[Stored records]
=-=-=-=-=
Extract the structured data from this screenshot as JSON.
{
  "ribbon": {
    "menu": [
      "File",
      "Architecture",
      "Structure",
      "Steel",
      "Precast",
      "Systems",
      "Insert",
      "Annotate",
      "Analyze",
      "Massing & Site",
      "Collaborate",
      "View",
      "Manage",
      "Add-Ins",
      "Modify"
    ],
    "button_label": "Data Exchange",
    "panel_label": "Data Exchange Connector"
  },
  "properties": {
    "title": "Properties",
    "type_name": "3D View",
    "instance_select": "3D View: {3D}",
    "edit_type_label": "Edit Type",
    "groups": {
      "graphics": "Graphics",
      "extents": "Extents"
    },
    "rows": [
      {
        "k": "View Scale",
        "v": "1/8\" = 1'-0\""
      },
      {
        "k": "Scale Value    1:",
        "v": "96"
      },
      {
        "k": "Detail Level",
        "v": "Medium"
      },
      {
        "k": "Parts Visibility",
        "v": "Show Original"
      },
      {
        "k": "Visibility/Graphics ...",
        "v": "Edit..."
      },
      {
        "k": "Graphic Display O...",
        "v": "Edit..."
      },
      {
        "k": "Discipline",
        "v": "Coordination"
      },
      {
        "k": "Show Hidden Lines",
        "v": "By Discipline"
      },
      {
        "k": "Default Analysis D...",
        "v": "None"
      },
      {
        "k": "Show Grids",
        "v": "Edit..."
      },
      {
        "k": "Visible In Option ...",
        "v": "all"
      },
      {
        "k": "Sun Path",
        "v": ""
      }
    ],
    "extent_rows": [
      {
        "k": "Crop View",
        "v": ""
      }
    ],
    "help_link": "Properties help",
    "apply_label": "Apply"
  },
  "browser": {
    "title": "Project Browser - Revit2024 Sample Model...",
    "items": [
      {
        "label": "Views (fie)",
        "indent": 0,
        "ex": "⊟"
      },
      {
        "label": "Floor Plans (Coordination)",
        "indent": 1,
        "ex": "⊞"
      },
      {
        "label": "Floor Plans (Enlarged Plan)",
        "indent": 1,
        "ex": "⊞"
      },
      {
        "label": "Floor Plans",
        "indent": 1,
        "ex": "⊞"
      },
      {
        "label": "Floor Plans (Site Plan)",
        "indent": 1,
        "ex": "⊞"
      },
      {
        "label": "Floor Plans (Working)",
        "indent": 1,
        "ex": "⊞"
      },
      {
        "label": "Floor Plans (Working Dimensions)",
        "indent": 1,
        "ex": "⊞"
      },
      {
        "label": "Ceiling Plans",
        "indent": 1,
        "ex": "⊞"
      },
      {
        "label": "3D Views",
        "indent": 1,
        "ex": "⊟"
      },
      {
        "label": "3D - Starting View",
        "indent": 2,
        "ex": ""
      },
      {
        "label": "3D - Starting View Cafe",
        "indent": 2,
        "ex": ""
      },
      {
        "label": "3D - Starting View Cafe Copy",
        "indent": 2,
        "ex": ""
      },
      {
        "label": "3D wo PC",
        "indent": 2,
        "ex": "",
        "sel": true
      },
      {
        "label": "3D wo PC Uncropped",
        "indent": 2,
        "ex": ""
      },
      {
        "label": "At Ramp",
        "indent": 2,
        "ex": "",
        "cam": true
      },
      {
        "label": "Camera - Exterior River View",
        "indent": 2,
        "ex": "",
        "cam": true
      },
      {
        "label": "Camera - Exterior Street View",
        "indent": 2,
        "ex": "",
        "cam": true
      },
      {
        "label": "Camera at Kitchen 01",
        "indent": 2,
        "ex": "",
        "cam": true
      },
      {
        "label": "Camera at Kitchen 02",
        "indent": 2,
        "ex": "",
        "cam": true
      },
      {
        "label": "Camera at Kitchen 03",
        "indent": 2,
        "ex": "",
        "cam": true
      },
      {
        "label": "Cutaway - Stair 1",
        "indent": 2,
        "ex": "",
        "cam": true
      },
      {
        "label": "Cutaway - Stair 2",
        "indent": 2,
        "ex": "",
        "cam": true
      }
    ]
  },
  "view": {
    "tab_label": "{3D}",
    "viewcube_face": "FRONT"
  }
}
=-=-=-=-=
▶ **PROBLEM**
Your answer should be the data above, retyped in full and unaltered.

▶ **EXERCISE RESPONSE**
Extract the structured data from this screenshot as JSON.
{
  "ribbon": {
    "menu": [
      "File",
      "Architecture",
      "Structure",
      "Steel",
      "Precast",
      "Systems",
      "Insert",
      "Annotate",
      "Analyze",
      "Massing & Site",
      "Collaborate",
      "View",
      "Manage",
      "Add-Ins",
      "Modify"
    ],
    "button_label": "Data Exchange",
    "panel_label": "Data Exchange Connector"
  },
  "properties": {
    "title": "Properties",
    "type_name": "3D View",
    "instance_select": "3D View: {3D}",
    "edit_type_label": "Edit Type",
    "groups": {
      "graphics": "Graphics",
      "extents": "Extents"
    },
    "rows": [
      {
        "k": "View Scale",
        "v": "1/8\" = 1'-0\""
      },
      {
        "k": "Scale Value    1:",
        "v": "96"
      },
      {
        "k": "Detail Level",
        "v": "Medium"
      },
      {
        "k": "Parts Visibility",
        "v": "Show Original"
      },
      {
        "k": "Visibility/Graphics ...",
        "v": "Edit..."
      },
      {
        "k": "Graphic Display O...",
        "v": "Edit..."
      },
      {
        "k": "Discipline",
        "v": "Coordination"
      },
      {
        "k": "Show Hidden Lines",
        "v": "By Discipline"
      },
      {
        "k": "Default Analysis D...",
        "v": "None"
      },
      {
        "k": "Show Grids",
        "v": "Edit..."
      },
      {
        "k": "Visible In Option ...",
        "v": "all"
      },
      {
        "k": "Sun Path",
        "v": ""
      }
    ],
    "extent_rows": [
      {
        "k": "Crop View",
        "v": ""
      }
    ],
    "help_link": "Properties help",
    "apply_label": "Apply"
  },
  "browser": {
    "title": "Project Browser - Revit2024 Sample Model...",
    "items": [
      {
        "label": "Views (fie)",
        "indent": 0,
        "ex": "⊟"
      },
      {
        "label": "Floor Plans (Coordination)",
        "indent": 1,
        "ex": "⊞"
      },
      {
        "label": "Floor Plans (Enlarged Plan)",
        "indent": 1,
        "ex": "⊞"
      },
      {
        "label": "Floor Plans",
        "indent": 1,
        "ex": "⊞"
      },
      {
        "label": "Floor Plans (Site Plan)",
        "indent": 1,
        "ex": "⊞"
      },
      {
        "label": "Floor Plans (Working)",
        "indent": 1,
        "ex": "⊞"
      },
      {
        "label": "Floor Plans (Working Dimensions)",
        "indent": 1,
        "ex": "⊞"
      },
      {
        "label": "Ceiling Plans",
        "indent": 1,
        "ex": "⊞"
      },
      {
        "label": "3D Views",
        "indent": 1,
        "ex": "⊟"
      },
      {
        "label": "3D - Starting View",
        "indent": 2,
        "ex": ""
      },
      {
        "label": "3D - Starting View Cafe",
        "indent": 2,
        "ex": ""
      },
      {
        "label": "3D - Starting View Cafe Copy",
        "indent": 2,
        "ex": ""
      },
      {
        "label": "3D wo PC",
        "indent": 2,
        "ex": "",
        "sel": true
      },
      {
        "label": "3D wo PC Uncropped",
        "indent": 2,
        "ex": ""
      },
      {
        "label": "At Ramp",
        "indent": 2,
        "ex": "",
        "cam": true
      },
      {
        "label": "Camera - Exterior River View",
        "indent": 2,
        "ex": "",
        "cam": true
      },
      {
        "label": "Camera - Exterior Street View",
        "indent": 2,
        "ex": "",
        "cam": true
      },
      {
        "label": "Camera at Kitchen 01",
        "indent": 2,
        "ex": "",
        "cam": true
      },
      {
        "label": "Camera at Kitchen 02",
        "indent": 2,
        "ex": "",
        "cam": true
      },
      {
        "label": "Camera at Kitchen 03",
        "indent": 2,
        "ex": "",
        "cam": true
      },
      {
        "label": "Cutaway - Stair 1",
        "indent": 2,
        "ex": "",
        "cam": true
      },
      {
        "label": "Cutaway - Stair 2",
        "indent": 2,
        "ex": "",
        "cam": true
      }
    ]
  },
  "view": {
    "tab_label": "{3D}",
    "viewcube_face": "FRONT"
  }
}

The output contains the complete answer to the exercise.